SLU student Jeremy Sonnier sued the school, claiming that the speech policy violates the First Amendment.
The dispute arose when Sonnier and four other non-students assembled on SLU’s campus to “express a religious message” to students and passersby. The group was asked to leave campus because they lacked a permit for public assembly or demonstration.
SLU’s speech policy states, “[F]reedom of speech and assembly are basic and essential to both intellectual and social development… These freedoms, however, are not absolute.”
The university requires permits for all assemblies on campus, which must be applied for seven days prior to the event. The approval process is content-neutral.
Sonnier sought to bar SLU from enforcing the speech policy until a verdict had been reached. The district court denied the motion, finding that Sonnier’s likely failure to prove a constitutional violation makes a preliminary injunction inappropriate.
The 7th Circuit affirmed most of the district court’s decision, barring only a rule which allows SLU to bill the speaker for security measures.
Sonnier agreed that SLU can implement a policy that “promotes education and minimizes disruptions to the academic setting,” but believes that the current speech policy is not narrowly tailored to meet that goal.
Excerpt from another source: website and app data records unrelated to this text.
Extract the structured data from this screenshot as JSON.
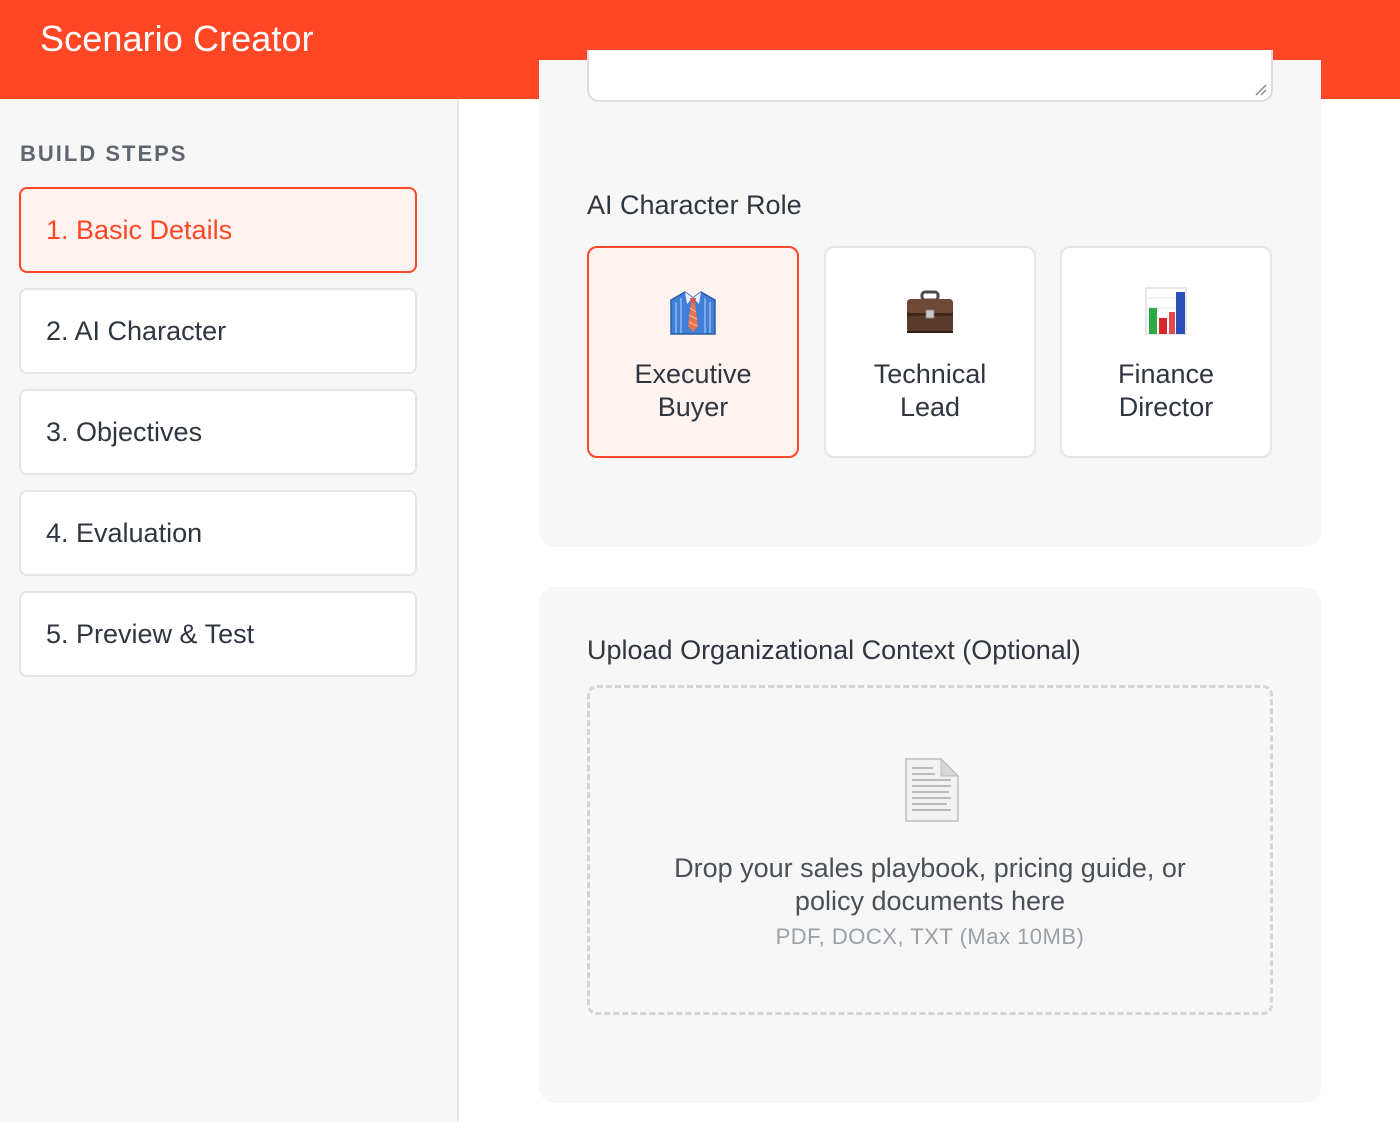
{
  "app": {
    "title": "Scenario Creator"
  },
  "colors": {
    "accent": "#ff4726",
    "selected_bg": "#fff3f0",
    "panel_bg": "#f7f7f7"
  },
  "sidebar": {
    "heading": "BUILD STEPS",
    "steps": [
      {
        "label": "1. Basic Details",
        "active": true
      },
      {
        "label": "2. AI Character",
        "active": false
      },
      {
        "label": "3. Objectives",
        "active": false
      },
      {
        "label": "4. Evaluation",
        "active": false
      },
      {
        "label": "5. Preview & Test",
        "active": false
      }
    ]
  },
  "character_role": {
    "label": "AI Character Role",
    "options": [
      {
        "line1": "Executive",
        "line2": "Buyer",
        "icon": "shirt-tie-icon",
        "selected": true
      },
      {
        "line1": "Technical",
        "line2": "Lead",
        "icon": "briefcase-icon",
        "selected": false
      },
      {
        "line1": "Finance",
        "line2": "Director",
        "icon": "bar-chart-icon",
        "selected": false
      }
    ]
  },
  "upload": {
    "label": "Upload Organizational Context (Optional)",
    "icon": "document-icon",
    "drop_text_line1": "Drop your sales playbook, pricing guide, or",
    "drop_text_line2": "policy documents here",
    "hint": "PDF, DOCX, TXT (Max 10MB)"
  }
}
He alleged that requiring a permit and requesting personal information about the speaker was too broad. Sonnier also attacked the regulation that a student may only host an event for two hours each week.
The district and 5th Circuit courts upheld the rules, finding that they ensure speech diversity and minimize disruption on campus.
“We find no authority – and Sonnier provides none – that requires a public university to throw open its entire campus for public assemblies or demonstrations,” Judge Eugene Davis wrote for the 5th Circuit.
However, the circuit decided that a regulation which bills security-related expenses to an event sponsor violates the First Amendment. Because the amount of the fee and which events are charged is at the sole discretion of a school administrator, the court barred the rule.
Judge James Dennis dissented, finding that all of the provisions challenged by Sonnier are unconstitutional. He said that deciding the case based on the policy’s wording alone is a misstep.
“Thus, the challenged restrictions – which require even small groups and individuals to seek the government’s permission seven days in advance of speaking in public, to entrust significant personal information to SLU and to speak for no more than two hours per seven days – are unconstitutional, at least as applied to the plaintiff’s speech in this case,” he wrote.